Lunch is on our own in a small town. I realize how important this event must be to the businesses in the many small towns along the trail. Towns that grew and thrived, first during construction of the canal, and then when it was the primary mode of transporting goods, are now either struggling or don’t exist at all. Most of the eateries are packed when I arrive. I hear there is another place further down a side street. Along the way I find two women around my age also looking for a place to eat. We talk briefly and determine one of them lives only a few miles from me. The other is her friend from another state who joined her for this trip. Must be nice. We continue searching together and find a small place to get a sandwich. The two are very talkative but easily include me in their conversation. I surprise myself by joining the chatter without hesitation. After a nice break we ride together a short distance, then they pull ahead and we wave goodbye. I am content to be alone again.
My tent mate catches up to me and we ride together for a bit before stopping to explore the town of Lockport-the home of the original ‘flight of five’ locks, constructed before steel and electric motors were available. The locks were constructed of wooden gates, each only capable of holding a 12 foot depth of water. Five consecutive locks were required to scale the 60 foot gain in elevation presented by the Niagara escarpment-the same mass of stone over which Niagara Falls flows between Lake Erie and Lake Ontario. A double lock–the only one on the present canal-now takes the place of the flight of five.
We join a free hour long cruise through the two locks and listen to the history of just this one location. The magnitude of the history that will be revealed as we travel along this man made wonder begins to dawn. Initially scorned as a waste of money and labeled ‘Clinton’s ditch’, the canal invented its way across NY State, creating new methods and machinery to meet new needs. The canal opened the east to the west and began the industrialization of the miles it passed through, ultimately turning NY City into the busiest port in America

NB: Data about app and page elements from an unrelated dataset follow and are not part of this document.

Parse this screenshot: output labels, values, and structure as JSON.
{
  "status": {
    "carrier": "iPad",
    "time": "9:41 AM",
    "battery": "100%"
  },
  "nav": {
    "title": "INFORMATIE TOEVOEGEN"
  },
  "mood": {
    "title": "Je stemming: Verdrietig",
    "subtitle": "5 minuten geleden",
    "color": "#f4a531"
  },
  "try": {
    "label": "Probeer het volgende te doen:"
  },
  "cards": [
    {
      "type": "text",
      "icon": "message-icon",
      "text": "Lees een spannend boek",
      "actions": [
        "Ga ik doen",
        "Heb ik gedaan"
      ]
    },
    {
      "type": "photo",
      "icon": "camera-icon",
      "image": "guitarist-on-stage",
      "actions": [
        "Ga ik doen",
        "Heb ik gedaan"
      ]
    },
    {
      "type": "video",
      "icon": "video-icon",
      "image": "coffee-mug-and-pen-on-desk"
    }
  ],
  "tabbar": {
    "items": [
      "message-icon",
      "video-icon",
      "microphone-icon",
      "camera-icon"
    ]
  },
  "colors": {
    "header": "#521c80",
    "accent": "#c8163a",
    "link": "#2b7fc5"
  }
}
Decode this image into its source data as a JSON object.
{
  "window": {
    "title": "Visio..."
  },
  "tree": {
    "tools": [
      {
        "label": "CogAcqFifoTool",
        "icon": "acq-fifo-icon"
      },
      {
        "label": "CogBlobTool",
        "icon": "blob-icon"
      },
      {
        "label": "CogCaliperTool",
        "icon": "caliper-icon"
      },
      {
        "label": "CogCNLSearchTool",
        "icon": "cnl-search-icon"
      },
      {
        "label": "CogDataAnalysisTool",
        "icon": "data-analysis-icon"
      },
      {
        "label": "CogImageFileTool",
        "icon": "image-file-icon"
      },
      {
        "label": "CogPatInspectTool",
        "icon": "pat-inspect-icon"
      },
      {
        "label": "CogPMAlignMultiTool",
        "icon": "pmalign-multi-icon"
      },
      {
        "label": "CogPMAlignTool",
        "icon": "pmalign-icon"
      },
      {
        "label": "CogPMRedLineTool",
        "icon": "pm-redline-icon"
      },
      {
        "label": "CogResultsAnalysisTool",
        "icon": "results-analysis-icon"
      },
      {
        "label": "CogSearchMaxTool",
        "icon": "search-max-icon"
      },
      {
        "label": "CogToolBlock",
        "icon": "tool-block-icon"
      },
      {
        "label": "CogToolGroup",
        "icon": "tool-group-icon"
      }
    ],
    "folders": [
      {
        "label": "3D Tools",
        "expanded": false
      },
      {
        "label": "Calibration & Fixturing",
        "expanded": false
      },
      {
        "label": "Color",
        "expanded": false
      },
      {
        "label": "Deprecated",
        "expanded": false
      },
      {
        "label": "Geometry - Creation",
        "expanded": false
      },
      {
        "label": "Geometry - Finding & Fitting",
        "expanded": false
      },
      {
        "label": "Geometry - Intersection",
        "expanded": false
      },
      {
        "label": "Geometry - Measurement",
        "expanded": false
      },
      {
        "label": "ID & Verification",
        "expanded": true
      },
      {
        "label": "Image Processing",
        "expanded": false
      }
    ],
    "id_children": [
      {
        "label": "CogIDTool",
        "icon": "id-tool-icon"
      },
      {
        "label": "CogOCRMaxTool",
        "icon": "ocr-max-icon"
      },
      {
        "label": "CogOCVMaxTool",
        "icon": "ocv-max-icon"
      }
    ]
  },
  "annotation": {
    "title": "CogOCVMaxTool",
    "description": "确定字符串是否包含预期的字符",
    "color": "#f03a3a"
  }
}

Now more than halfway through the first day’s trip, confidence in my ability to keep up the pace and stay upright in my seat is building, slowly. My tent mate and I take a welcomed break at an afternoon rest stop. I lie down briefly on a grassy slope in the sun and feel the muscles in my shoulders and neck release. I grab a snack and water and notice all the smiling faces–bikers and rest stop volunteers alike. My fears quiet and I feel a small sense of well being.
We head back to the trail together and I make an awkward turn to avoid another biker – and down I go. The fear I’ve carried since I began training months ago becomes reality. I jump up as fast as I can as others race towards me to see if I am all right. I insist I am fine, my face hot with embarrassment – until I see the blood gushing down my arm. Someone finds a first aid kit and washes off the dirt and gravel, then applies antiseptic cream and a gauze bandage from my elbow to my wrist. I make light of it all and chuckle as I quip: “Well that’s over, I’ve been afraid of falling all day and now I don’t have to worry about it anymore!” And I sort of believe myself!

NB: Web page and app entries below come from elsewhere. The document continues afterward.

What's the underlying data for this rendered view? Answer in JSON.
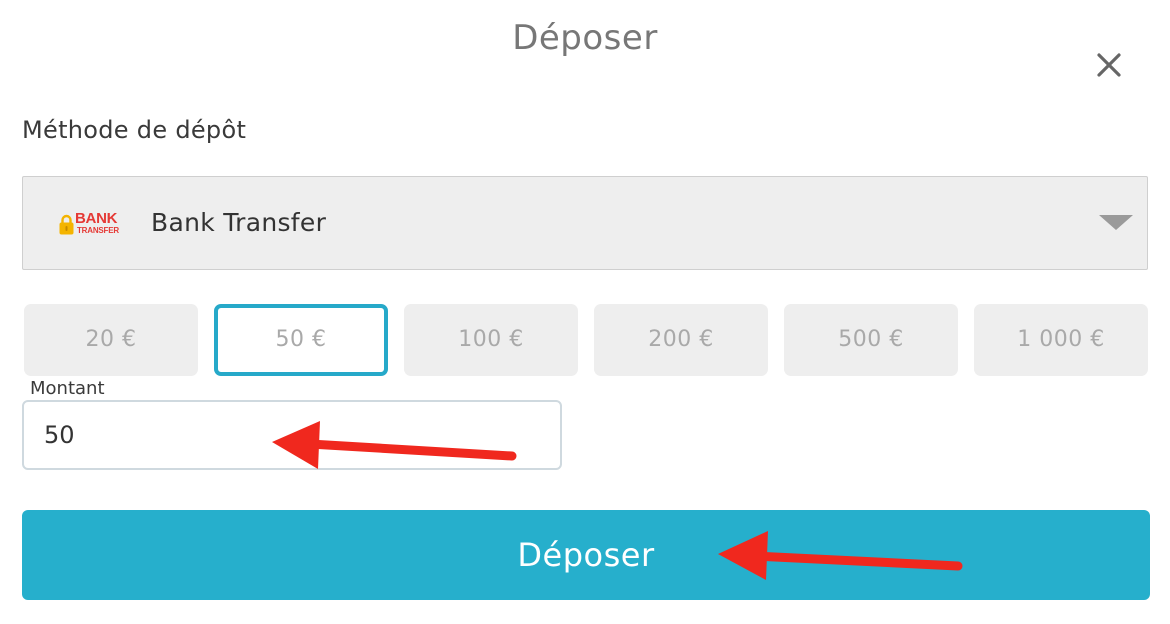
{
  "dialog": {
    "title": "Déposer",
    "close_icon": "close-icon"
  },
  "deposit_method": {
    "label": "Méthode de dépôt",
    "selected_value": "Bank Transfer",
    "logo": {
      "line1": "BANK",
      "line2": "TRANSFER",
      "color": "#e53935"
    },
    "dropdown_icon": "triangle-down-icon"
  },
  "amount_presets": [
    {
      "label": "20 €",
      "selected": false
    },
    {
      "label": "50 €",
      "selected": true
    },
    {
      "label": "100 €",
      "selected": false
    },
    {
      "label": "200 €",
      "selected": false
    },
    {
      "label": "500 €",
      "selected": false
    },
    {
      "label": "1 000 €",
      "selected": false
    }
  ],
  "amount": {
    "label": "Montant",
    "value": "50"
  },
  "submit_button": {
    "label": "Déposer"
  },
  "colors": {
    "accent": "#26afcc",
    "selected_border": "#26a9c9",
    "annotation_arrow": "#f0281e"
  }
}
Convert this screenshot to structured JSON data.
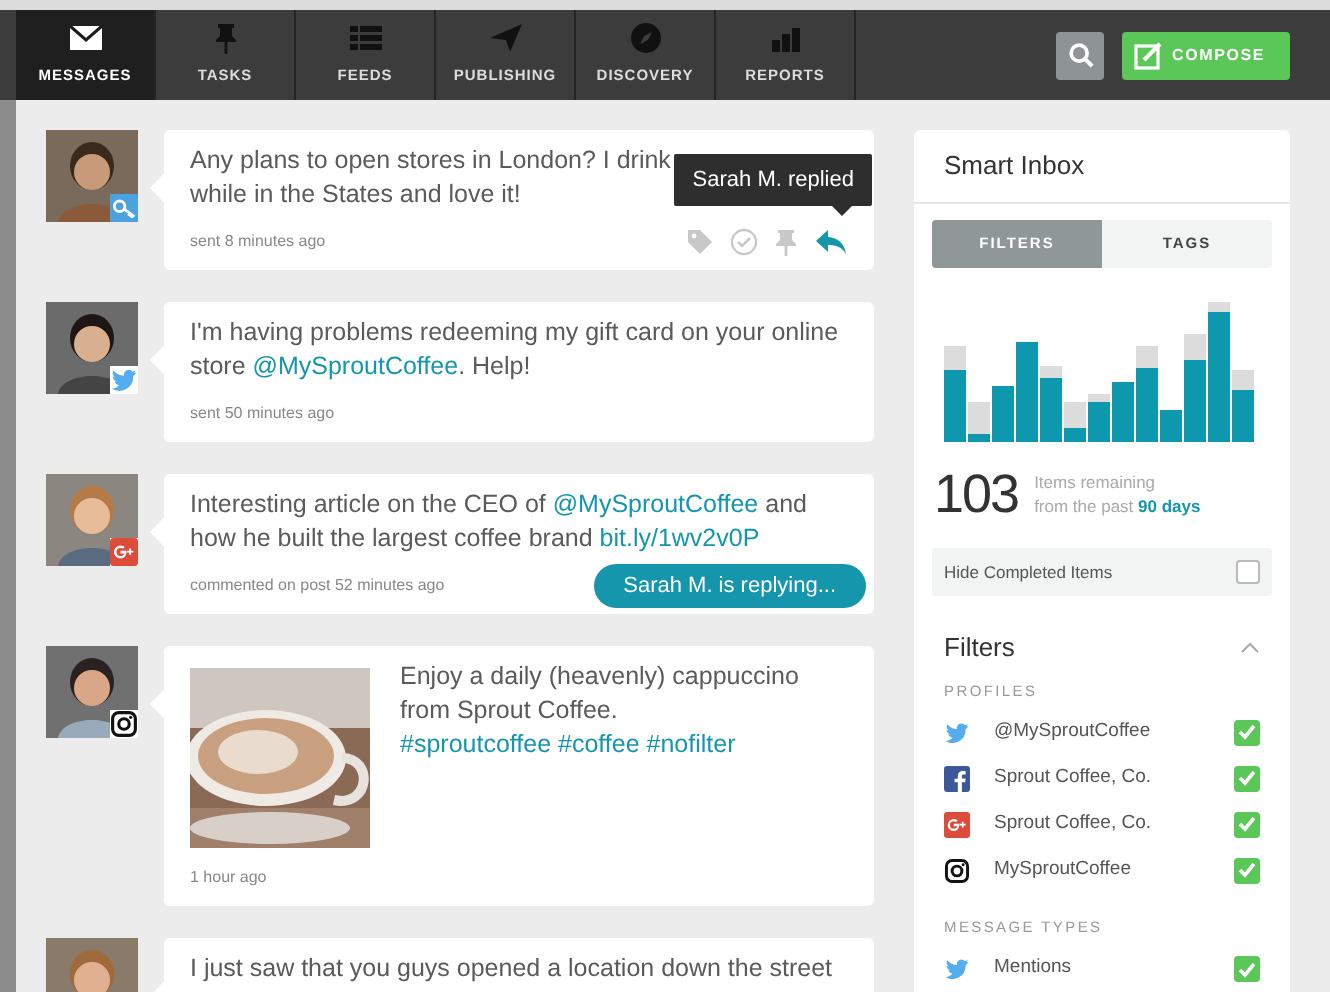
{
  "nav": {
    "tabs": [
      {
        "label": "MESSAGES",
        "selected": true
      },
      {
        "label": "TASKS",
        "selected": false
      },
      {
        "label": "FEEDS",
        "selected": false
      },
      {
        "label": "PUBLISHING",
        "selected": false
      },
      {
        "label": "DISCOVERY",
        "selected": false
      },
      {
        "label": "REPORTS",
        "selected": false
      }
    ],
    "compose": "COMPOSE"
  },
  "messages": [
    {
      "kind": "key",
      "text": [
        {
          "kind": "line",
          "t": "Any plans to open stores in London? I drink"
        },
        {
          "kind": "line",
          "t": "while in the States and love it!"
        }
      ],
      "time": "sent 8 minutes ago",
      "replied": true,
      "tooltip": "Sarah M. replied"
    },
    {
      "kind": "twitter",
      "text": [
        {
          "kind": "plain",
          "t": "I'm having problems redeeming my gift card on your online store "
        },
        {
          "kind": "link",
          "t": "@MySproutCoffee"
        },
        {
          "kind": "plain",
          "t": ". Help!"
        }
      ],
      "time": "sent 50 minutes ago"
    },
    {
      "kind": "google_plus",
      "text": [
        {
          "kind": "plain",
          "t": "Interesting article on the CEO of "
        },
        {
          "kind": "link",
          "t": "@MySproutCoffee"
        },
        {
          "kind": "plain",
          "t": " and how he built the largest coffee brand "
        },
        {
          "kind": "link",
          "t": "bit.ly/1wv2v0P"
        }
      ],
      "time": "commented on post 52 minutes ago",
      "status": "Sarah M. is replying..."
    },
    {
      "kind": "instagram_picture",
      "text": [
        {
          "kind": "plain",
          "t": "Enjoy a daily (heavenly) cappuccino from Sprout Coffee. "
        },
        {
          "kind": "link",
          "t": "#sproutcoffee"
        },
        {
          "kind": "link",
          "t": " #coffee"
        },
        {
          "kind": "link",
          "t": " #nofilter"
        }
      ],
      "time": "1 hour ago"
    },
    {
      "kind": "plain",
      "text": [
        {
          "kind": "plain",
          "t": "I just saw that you guys opened a location down the street"
        }
      ]
    }
  ],
  "inbox": {
    "title": "Smart Inbox",
    "tabs": [
      {
        "label": "FILTERS",
        "selected": true
      },
      {
        "label": "TAGS",
        "selected": false
      }
    ],
    "count": "103",
    "remaining": "Items remaining",
    "past": "from the past ",
    "days": "90 days",
    "hide_completed": {
      "label": "Hide Completed Items",
      "checked": false
    },
    "filters": {
      "title": "Filters",
      "expanded": true,
      "groups": [
        {
          "title": "PROFILES",
          "items": [
            {
              "kind": "twitter",
              "label": "@MySproutCoffee",
              "checked": true
            },
            {
              "kind": "facebook",
              "label": "Sprout Coffee, Co.",
              "checked": true
            },
            {
              "kind": "google_plus",
              "label": "Sprout Coffee, Co.",
              "checked": true
            },
            {
              "kind": "instagram",
              "label": "MySproutCoffee",
              "checked": true
            }
          ]
        },
        {
          "title": "MESSAGE TYPES",
          "items": [
            {
              "kind": "twitter",
              "label": "Mentions",
              "checked": true
            }
          ]
        }
      ]
    }
  }
}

We continue on to Medina—famous for its sandstone, which forms the base of both the Brooklyn Bridge and Buckingham Palace. Who knew? Then tent city welcomes us into the athletic field at Clifford H. Wise School. The day’s miles are behind me with no need for the Sag Wagon, and I am not even the last person to arrive-imagine that. There is an indoor pool. I hesitate to use it. I can’t really swim and visions from my high school locker room days are not inviting-but the thought of cool water on my overheated body is, so in I go. After a shower, I visit the medic to have my arm looked at. He says I will need the bandage changed daily. Guilt wells up as I realize I should not have gone into the pool with an open wound.

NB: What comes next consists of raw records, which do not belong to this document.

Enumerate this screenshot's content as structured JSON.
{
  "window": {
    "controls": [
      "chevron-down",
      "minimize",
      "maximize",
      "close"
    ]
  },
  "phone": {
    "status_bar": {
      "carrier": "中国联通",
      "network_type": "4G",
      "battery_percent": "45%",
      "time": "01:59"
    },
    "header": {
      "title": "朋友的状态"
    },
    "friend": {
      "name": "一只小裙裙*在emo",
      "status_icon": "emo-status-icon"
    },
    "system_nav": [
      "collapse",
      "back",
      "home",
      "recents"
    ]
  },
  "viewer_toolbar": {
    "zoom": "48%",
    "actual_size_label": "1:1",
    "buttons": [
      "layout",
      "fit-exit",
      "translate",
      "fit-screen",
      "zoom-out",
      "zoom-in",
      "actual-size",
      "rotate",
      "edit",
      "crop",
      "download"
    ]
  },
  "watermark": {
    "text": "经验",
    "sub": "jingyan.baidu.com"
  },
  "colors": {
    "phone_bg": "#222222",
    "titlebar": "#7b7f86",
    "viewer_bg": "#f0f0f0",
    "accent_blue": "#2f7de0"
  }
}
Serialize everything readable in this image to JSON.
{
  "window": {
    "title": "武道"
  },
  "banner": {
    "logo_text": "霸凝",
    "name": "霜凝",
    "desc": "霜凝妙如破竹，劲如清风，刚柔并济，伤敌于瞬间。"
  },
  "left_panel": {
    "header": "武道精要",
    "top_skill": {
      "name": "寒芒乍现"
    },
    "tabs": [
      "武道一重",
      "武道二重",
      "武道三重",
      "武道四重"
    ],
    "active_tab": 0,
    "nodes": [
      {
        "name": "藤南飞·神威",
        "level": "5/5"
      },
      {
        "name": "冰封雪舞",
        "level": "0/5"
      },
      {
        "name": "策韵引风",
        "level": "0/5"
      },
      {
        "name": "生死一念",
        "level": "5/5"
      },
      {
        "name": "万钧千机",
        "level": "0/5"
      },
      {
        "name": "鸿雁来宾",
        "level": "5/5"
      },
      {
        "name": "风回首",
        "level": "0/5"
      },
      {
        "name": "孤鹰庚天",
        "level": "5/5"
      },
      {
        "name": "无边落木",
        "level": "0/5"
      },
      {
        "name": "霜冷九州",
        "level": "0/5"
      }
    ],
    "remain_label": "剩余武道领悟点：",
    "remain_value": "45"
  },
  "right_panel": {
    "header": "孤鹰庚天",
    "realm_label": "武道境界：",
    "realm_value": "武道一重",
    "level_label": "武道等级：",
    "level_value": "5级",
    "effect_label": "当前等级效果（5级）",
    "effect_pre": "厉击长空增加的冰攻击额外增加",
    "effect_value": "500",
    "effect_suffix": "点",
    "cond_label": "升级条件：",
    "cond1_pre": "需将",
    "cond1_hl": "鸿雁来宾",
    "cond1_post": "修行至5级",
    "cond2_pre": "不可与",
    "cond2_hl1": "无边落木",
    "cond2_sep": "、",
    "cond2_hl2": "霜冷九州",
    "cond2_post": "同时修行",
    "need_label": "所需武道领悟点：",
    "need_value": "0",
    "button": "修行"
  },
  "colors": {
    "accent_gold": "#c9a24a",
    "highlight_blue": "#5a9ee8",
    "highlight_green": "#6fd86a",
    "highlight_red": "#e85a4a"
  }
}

Dinner is a step above school cafeteria fare-a green salad and several forms of pasta with something sweet for desert. I sit with the women I met at lunch and a few others and listen to the tales of the day-adding my own in response to questions about the gauze covering half my arm. I am off to bed early, tired, almost in one piece, and wondering if I can really do this again tomorrow.